Data records for software interfaces
--
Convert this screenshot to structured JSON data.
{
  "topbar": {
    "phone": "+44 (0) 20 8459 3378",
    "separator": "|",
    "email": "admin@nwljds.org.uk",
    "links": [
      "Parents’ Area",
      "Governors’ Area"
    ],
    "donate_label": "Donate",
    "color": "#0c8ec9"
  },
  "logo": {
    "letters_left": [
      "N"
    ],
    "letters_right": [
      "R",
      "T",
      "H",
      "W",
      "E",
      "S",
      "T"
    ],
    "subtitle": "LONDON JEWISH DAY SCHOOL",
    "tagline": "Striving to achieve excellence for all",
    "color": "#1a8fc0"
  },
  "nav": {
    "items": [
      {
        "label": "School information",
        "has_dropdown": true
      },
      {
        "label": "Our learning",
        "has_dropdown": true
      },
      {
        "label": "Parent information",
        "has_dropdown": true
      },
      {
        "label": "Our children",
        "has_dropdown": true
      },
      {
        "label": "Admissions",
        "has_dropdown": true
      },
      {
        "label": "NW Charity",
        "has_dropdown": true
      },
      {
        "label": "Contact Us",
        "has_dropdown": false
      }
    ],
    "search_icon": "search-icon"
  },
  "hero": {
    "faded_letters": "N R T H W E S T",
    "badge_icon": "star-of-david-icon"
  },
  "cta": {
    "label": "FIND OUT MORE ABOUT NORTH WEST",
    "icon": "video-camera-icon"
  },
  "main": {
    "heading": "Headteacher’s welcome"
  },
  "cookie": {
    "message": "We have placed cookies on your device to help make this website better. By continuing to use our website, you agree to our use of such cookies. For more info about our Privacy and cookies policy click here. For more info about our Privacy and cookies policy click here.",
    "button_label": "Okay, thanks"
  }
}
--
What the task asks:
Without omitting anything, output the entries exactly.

Solution below:
Convert this screenshot to structured JSON data.
{
  "topbar": {
    "phone": "+44 (0) 20 8459 3378",
    "separator": "|",
    "email": "admin@nwljds.org.uk",
    "links": [
      "Parents’ Area",
      "Governors’ Area"
    ],
    "donate_label": "Donate",
    "color": "#0c8ec9"
  },
  "logo": {
    "letters_left": [
      "N"
    ],
    "letters_right": [
      "R",
      "T",
      "H",
      "W",
      "E",
      "S",
      "T"
    ],
    "subtitle": "LONDON JEWISH DAY SCHOOL",
    "tagline": "Striving to achieve excellence for all",
    "color": "#1a8fc0"
  },
  "nav": {
    "items": [
      {
        "label": "School information",
        "has_dropdown": true
      },
      {
        "label": "Our learning",
        "has_dropdown": true
      },
      {
        "label": "Parent information",
        "has_dropdown": true
      },
      {
        "label": "Our children",
        "has_dropdown": true
      },
      {
        "label": "Admissions",
        "has_dropdown": true
      },
      {
        "label": "NW Charity",
        "has_dropdown": true
      },
      {
        "label": "Contact Us",
        "has_dropdown": false
      }
    ],
    "search_icon": "search-icon"
  },
  "hero": {
    "faded_letters": "N R T H W E S T",
    "badge_icon": "star-of-david-icon"
  },
  "cta": {
    "label": "FIND OUT MORE ABOUT NORTH WEST",
    "icon": "video-camera-icon"
  },
  "main": {
    "heading": "Headteacher’s welcome"
  },
  "cookie": {
    "message": "We have placed cookies on your device to help make this website better. By continuing to use our website, you agree to our use of such cookies. For more info about our Privacy and cookies policy click here. For more info about our Privacy and cookies policy click here.",
    "button_label": "Okay, thanks"
  }
}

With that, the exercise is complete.